**TASK INSTRUCTIONS:**
The records below need to be repeated exactly, with every picture left out.

**RECORDED INFORMATION:**
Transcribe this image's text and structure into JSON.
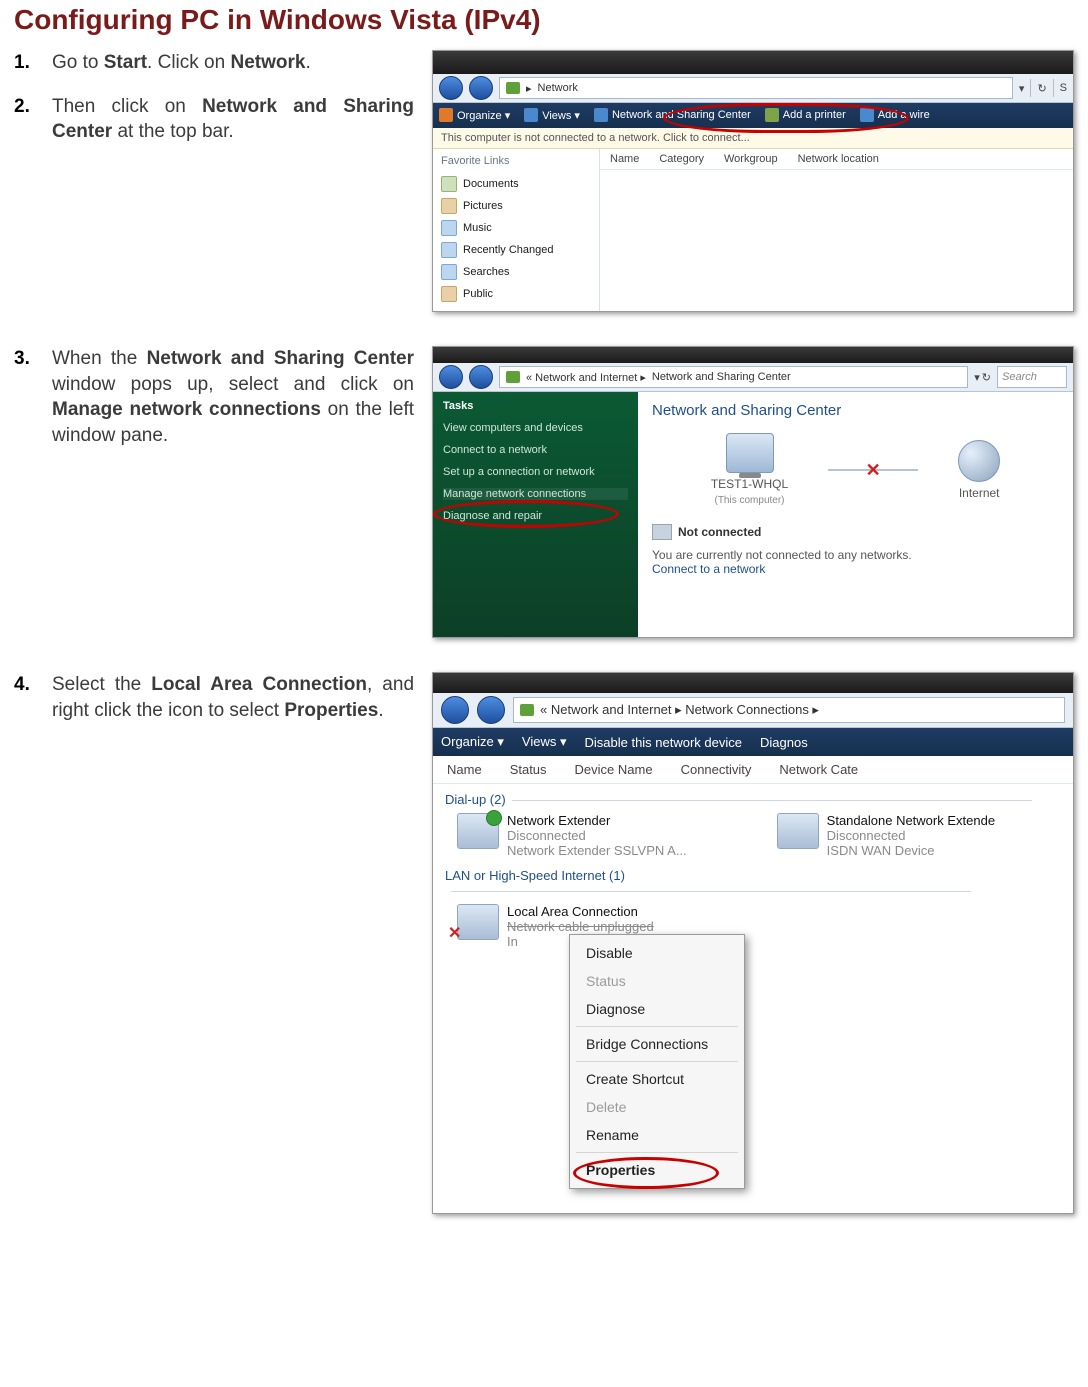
{
  "title": "Configuring PC in Windows Vista (IPv4)",
  "steps": {
    "s1": {
      "num": "1.",
      "pre": "Go to ",
      "b1": "Start",
      "mid": ". Click on ",
      "b2": "Network",
      "post": "."
    },
    "s2": {
      "num": "2.",
      "pre": "Then click on ",
      "b1": "Network and Sharing Center",
      "post": " at the top bar."
    },
    "s3": {
      "num": "3.",
      "pre": "When the ",
      "b1": "Network and Sharing Center",
      "mid": " window pops up, select and click on ",
      "b2": "Manage network connections",
      "post": " on the left window pane."
    },
    "s4": {
      "num": "4.",
      "pre": "Select the ",
      "b1": "Local Area Connection",
      "mid": ", and right click the icon to select ",
      "b2": "Properties",
      "post": "."
    }
  },
  "shot1": {
    "breadcrumb": "Network",
    "addr_tail": {
      "drop": "▾",
      "refresh": "↻"
    },
    "toolbar": {
      "organize": "Organize  ▾",
      "views": "Views   ▾",
      "nsc": "Network and Sharing Center",
      "addprinter": "Add a printer",
      "addwire": "Add a wire"
    },
    "infobar": "This computer is not connected to a network. Click to connect...",
    "side_header": "Favorite Links",
    "side_items": [
      "Documents",
      "Pictures",
      "Music",
      "Recently Changed",
      "Searches",
      "Public"
    ],
    "columns": [
      "Name",
      "Category",
      "Workgroup",
      "Network location"
    ]
  },
  "shot2": {
    "breadcrumb_pre": "«  Network and Internet  ▸  ",
    "breadcrumb": "Network and Sharing Center",
    "search_placeholder": "Search",
    "addr_tail": {
      "drop": "▾",
      "refresh": "↻"
    },
    "tasks_header": "Tasks",
    "tasks": [
      "View computers and devices",
      "Connect to a network",
      "Set up a connection or network",
      "Manage network connections",
      "Diagnose and repair"
    ],
    "main_title": "Network and Sharing Center",
    "node_pc": "TEST1-WHQL",
    "node_pc_sub": "(This computer)",
    "node_net": "Internet",
    "xmark": "✕",
    "not_connected": "Not connected",
    "msg": "You are currently not connected to any networks.",
    "link": "Connect to a network"
  },
  "shot3": {
    "breadcrumb": "«   Network and Internet  ▸  Network Connections  ▸",
    "toolbar": {
      "organize": "Organize  ▾",
      "views": "Views   ▾",
      "disable": "Disable this network device",
      "diagnose": "Diagnos"
    },
    "columns": [
      "Name",
      "Status",
      "Device Name",
      "Connectivity",
      "Network Cate"
    ],
    "group1": "Dial-up (2)",
    "conn1": {
      "name": "Network Extender",
      "status": "Disconnected",
      "dev": "Network Extender SSLVPN A..."
    },
    "conn2": {
      "name": "Standalone Network Extende",
      "status": "Disconnected",
      "dev": "ISDN WAN Device"
    },
    "group2": "LAN or High-Speed Internet (1)",
    "conn3": {
      "name": "Local Area Connection",
      "status": "Network cable unplugged",
      "dev": "In"
    },
    "ctx": [
      "Disable",
      "Status",
      "Diagnose",
      "__sep",
      "Bridge Connections",
      "__sep",
      "Create Shortcut",
      "Delete",
      "Rename",
      "__sep",
      "Properties"
    ],
    "ctx_disabled": [
      "Status",
      "Delete"
    ],
    "ctx_selected": "Properties"
  }
}
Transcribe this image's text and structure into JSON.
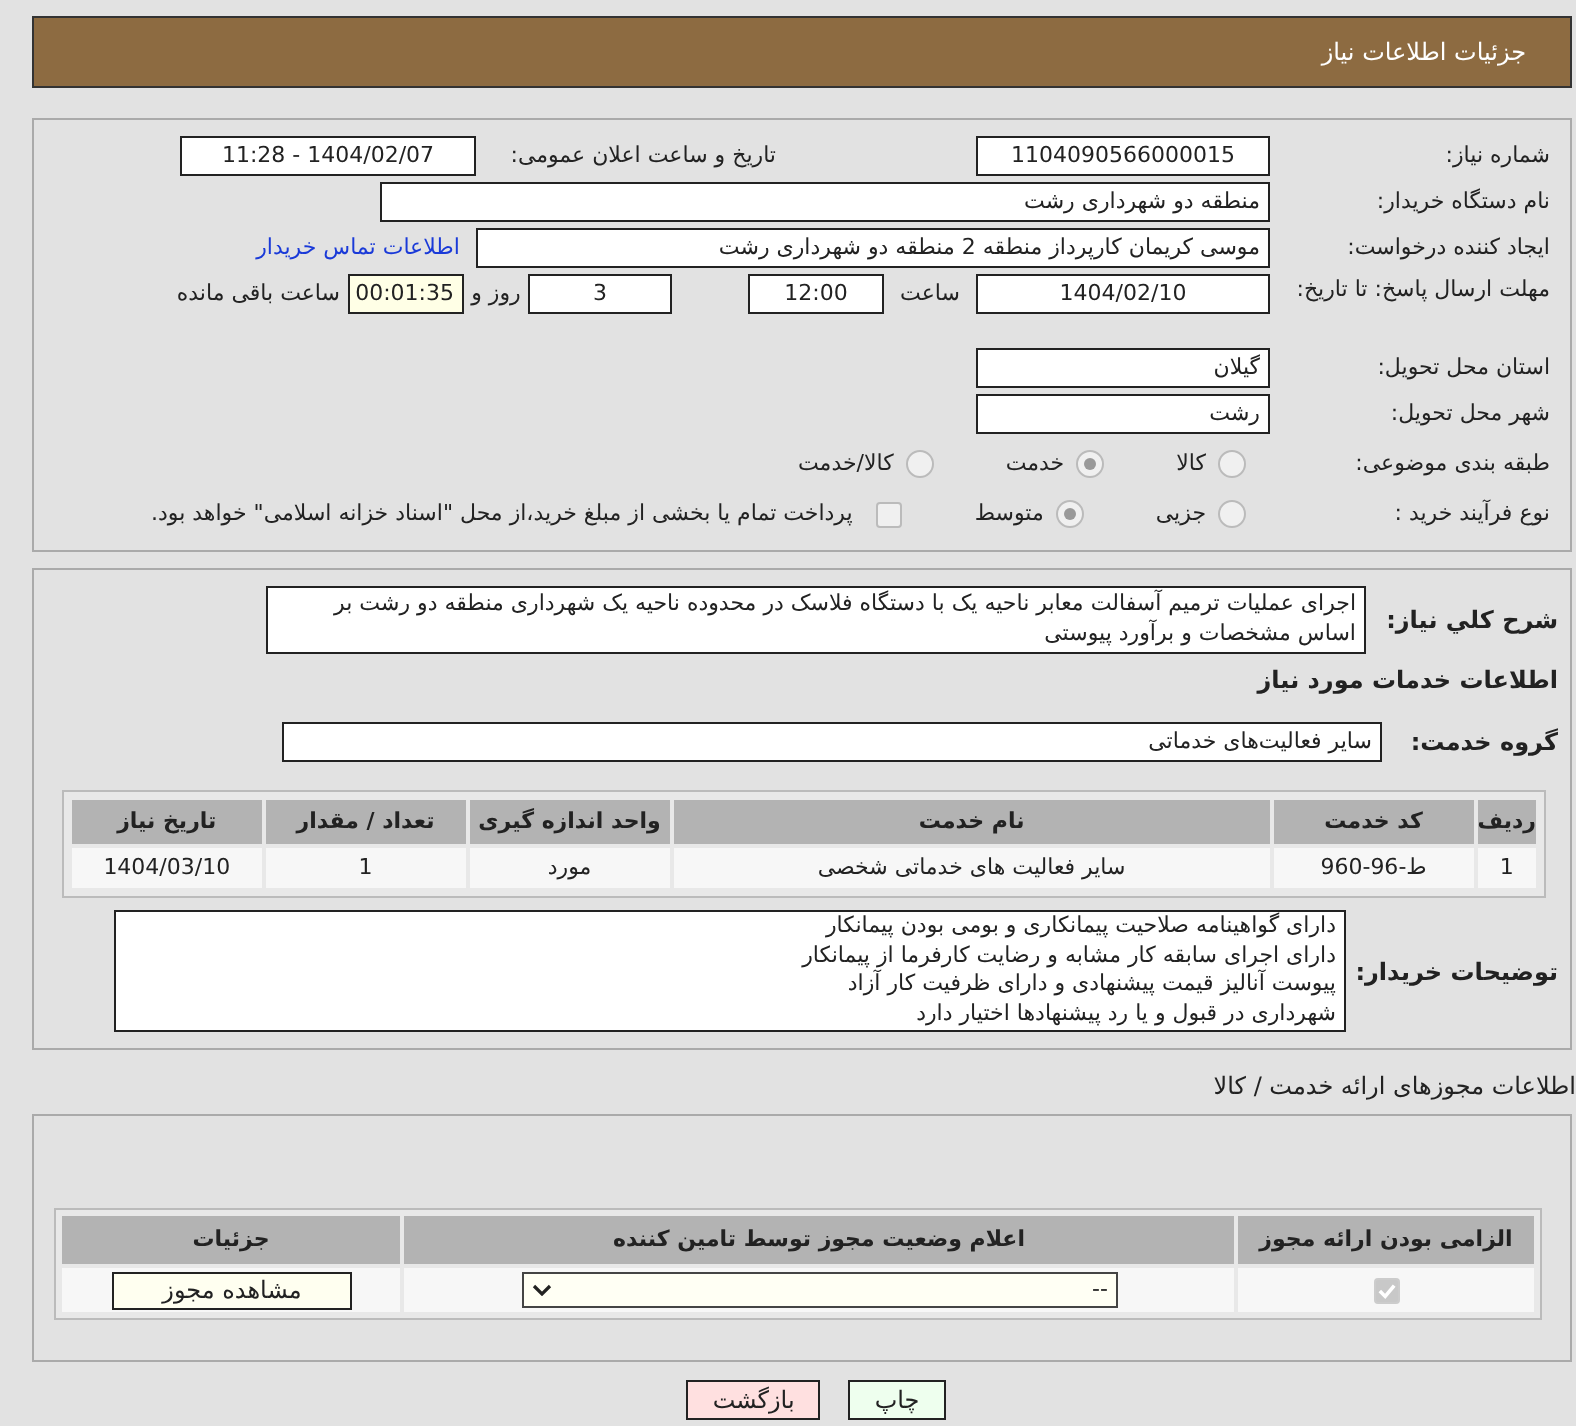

**ANSWER SPACE:**
Transcribe this image's text and structure into JSON.
{
  "title": "Configuring PC in Windows Vista (IPv4)",
  "steps": {
    "s1": {
      "num": "1.",
      "pre": "Go to ",
      "b1": "Start",
      "mid": ". Click on ",
      "b2": "Network",
      "post": "."
    },
    "s2": {
      "num": "2.",
      "pre": "Then click on ",
      "b1": "Network and Sharing Center",
      "post": " at the top bar."
    },
    "s3": {
      "num": "3.",
      "pre": "When the ",
      "b1": "Network and Sharing Center",
      "mid": " window pops up, select and click on ",
      "b2": "Manage network connections",
      "post": " on the left window pane."
    },
    "s4": {
      "num": "4.",
      "pre": "Select the ",
      "b1": "Local Area Connection",
      "mid": ", and right click the icon to select ",
      "b2": "Properties",
      "post": "."
    }
  },
  "shot1": {
    "breadcrumb": "Network",
    "addr_tail": {
      "drop": "▾",
      "refresh": "↻"
    },
    "toolbar": {
      "organize": "Organize  ▾",
      "views": "Views   ▾",
      "nsc": "Network and Sharing Center",
      "addprinter": "Add a printer",
      "addwire": "Add a wire"
    },
    "infobar": "This computer is not connected to a network. Click to connect...",
    "side_header": "Favorite Links",
    "side_items": [
      "Documents",
      "Pictures",
      "Music",
      "Recently Changed",
      "Searches",
      "Public"
    ],
    "columns": [
      "Name",
      "Category",
      "Workgroup",
      "Network location"
    ]
  },
  "shot2": {
    "breadcrumb_pre": "«  Network and Internet  ▸  ",
    "breadcrumb": "Network and Sharing Center",
    "search_placeholder": "Search",
    "addr_tail": {
      "drop": "▾",
      "refresh": "↻"
    },
    "tasks_header": "Tasks",
    "tasks": [
      "View computers and devices",
      "Connect to a network",
      "Set up a connection or network",
      "Manage network connections",
      "Diagnose and repair"
    ],
    "main_title": "Network and Sharing Center",
    "node_pc": "TEST1-WHQL",
    "node_pc_sub": "(This computer)",
    "node_net": "Internet",
    "xmark": "✕",
    "not_connected": "Not connected",
    "msg": "You are currently not connected to any networks.",
    "link": "Connect to a network"
  },
  "shot3": {
    "breadcrumb": "«   Network and Internet  ▸  Network Connections  ▸",
    "toolbar": {
      "organize": "Organize  ▾",
      "views": "Views   ▾",
      "disable": "Disable this network device",
      "diagnose": "Diagnos"
    },
    "columns": [
      "Name",
      "Status",
      "Device Name",
      "Connectivity",
      "Network Cate"
    ],
    "group1": "Dial-up (2)",
    "conn1": {
      "name": "Network Extender",
      "status": "Disconnected",
      "dev": "Network Extender SSLVPN A..."
    },
    "conn2": {
      "name": "Standalone Network Extende",
      "status": "Disconnected",
      "dev": "ISDN WAN Device"
    },
    "group2": "LAN or High-Speed Internet (1)",
    "conn3": {
      "name": "Local Area Connection",
      "status": "Network cable unplugged",
      "dev": "In"
    },
    "ctx": [
      "Disable",
      "Status",
      "Diagnose",
      "__sep",
      "Bridge Connections",
      "__sep",
      "Create Shortcut",
      "Delete",
      "Rename",
      "__sep",
      "Properties"
    ],
    "ctx_disabled": [
      "Status",
      "Delete"
    ],
    "ctx_selected": "Properties"
  }
}
Transcribe this image's text and structure into JSON.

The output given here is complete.